The Working Waterfront

Trends emerge on communities reliant on lobster

Smaller, older, slower-growing towns lean on fishery

By Nick Battista
Posted 2023-03-08
Last Modified 2023-03-08

The value of Maine’s 2022 lobster fishery was $388 million, a decline of over $353 million compared to 2021. While this is a significant number, the total value of Maine’s lobster landings didn’t exceed $350 million until 2013. In addition, we know that the value of these landings is not distributed evenly across the coast and that some communities are more dependent on the lobster fishery than others.

Which communities are most dependent on the lobster industry, and how can we better connect changes in the fishery on the water—environmental, economic, or regulatory—to understand broader community impacts?

We see at least three places to start this conversation:

• the ports with the highest percentage of lobster landings
• the communities with the greatest number of licenses
• and, more broadly, the communities with the highest participation rate in the fishery

Lobster landings are concentrated in a handful of communities. In 2021, the most recent year port data is available, ten communities accounted for more than 50% of the state’s total lobster landings, with the top four ports, Stonington, Vinalhaven, Friendship, and Beals, accounting for more than 25% of landings. Following were Spruce Head, Portland, Harpswell, Southwest Harbor, Milbridge, Harrington, and Steuben.

This correlation illustrates the vulnerability to economic shocks that communities with a high reliance on lobstering face.

Collectively, 20% of the state’s lobster licenses are tied to five communities. In 2022, Harpswell had 254 licenses, the most of any community in Maine. Deer Isle and Vinalhaven followed with 236 licenses and 220 licenses, respectively. St. George and Friendship rounded out the top five.

More than 200 Maine communities are home to at least one licensed lobsterman. Looking at per capita density of lobster licenses, the top quarter of those towns are east of Boothbay, except for Long Island, Chebeague Island, Harpswell, Phippsburg, Georgetown, and Southport.

Digging deeper, over 10% of the population in 15 communities holds a lobster license. Nine of these are year-round unbridged island communities. The others are Beals, Stonington, Deer Isle, Friendship, Jonesport, and Cutler.

Generally speaking, as you go east and as you go down the peninsulas and out to the islands, communities have a higher percentage of residents with lobster licenses.

In working with Mike LeVert from Stepwise Data Research, our long-time partner on the Island Institute’s Waypoints publications, to understand how this connects to broader socio-economic data, two key trends emerge.
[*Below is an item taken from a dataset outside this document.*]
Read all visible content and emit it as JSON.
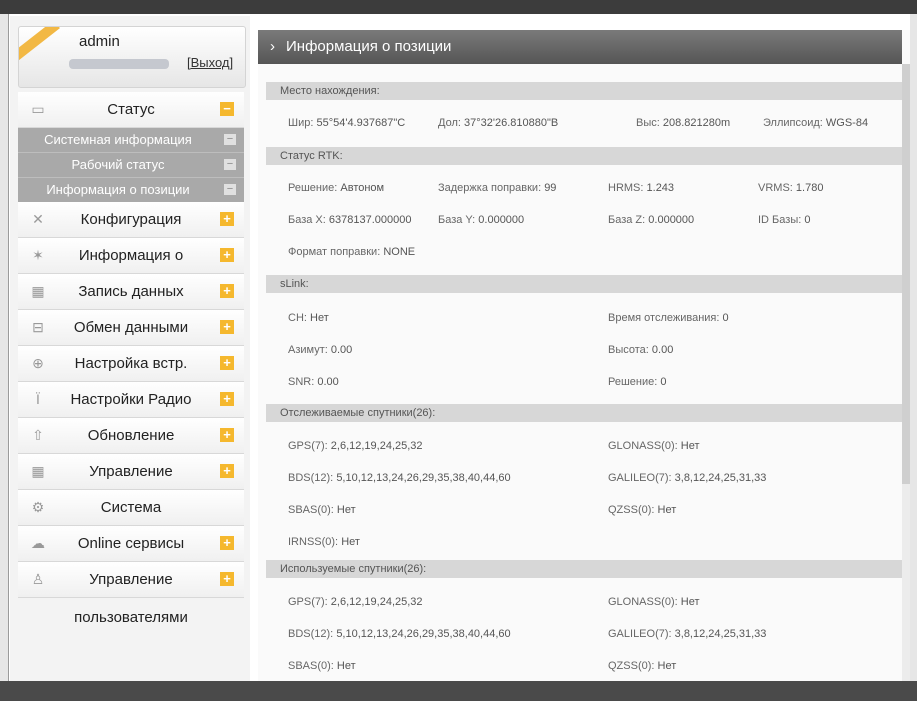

When compared to all Maine towns, the 53 communities with the most significant participation in the lobster industry are generally smaller, slower growing, older, poorer, with lower rates of labor force participation, fewer local employment opportunities, and higher rates of self-employment.

This correlation illustrates the vulnerability to economic shocks that communities with a high reliance on lobstering face.

At the same time, when you look at Maine communities with these socio-economic characteristics, the density of a community’s tie to lobstering has a significant positive relationship with the community’s income level. In other words, among communities with a similar structure of population, age, and labor force characteristics, the more robust a connection to the lobster industry within such a community, the higher the community’s income level and the lower its poverty level.

This correlation illustrates the supportive role that lobstering plays in the financial health of relatively small, older communities.

We also know that identifying communities that depend on lobstering is not always straightforward. We are eager to follow work our partners are doing to dive into socio-economic indicators that can help track trends over time and inform the fisheries management process as well as climate adaptation measures. Still, by multiple measures, it is clear the data bears out what we have intuitively known to be true—lobstering plays an essential role in these communities and changes in the fishery will impact the broader communities.

Nick Battista is chief policy officer with the Island Institute, publisher of The Working Waterfront. He may be reached at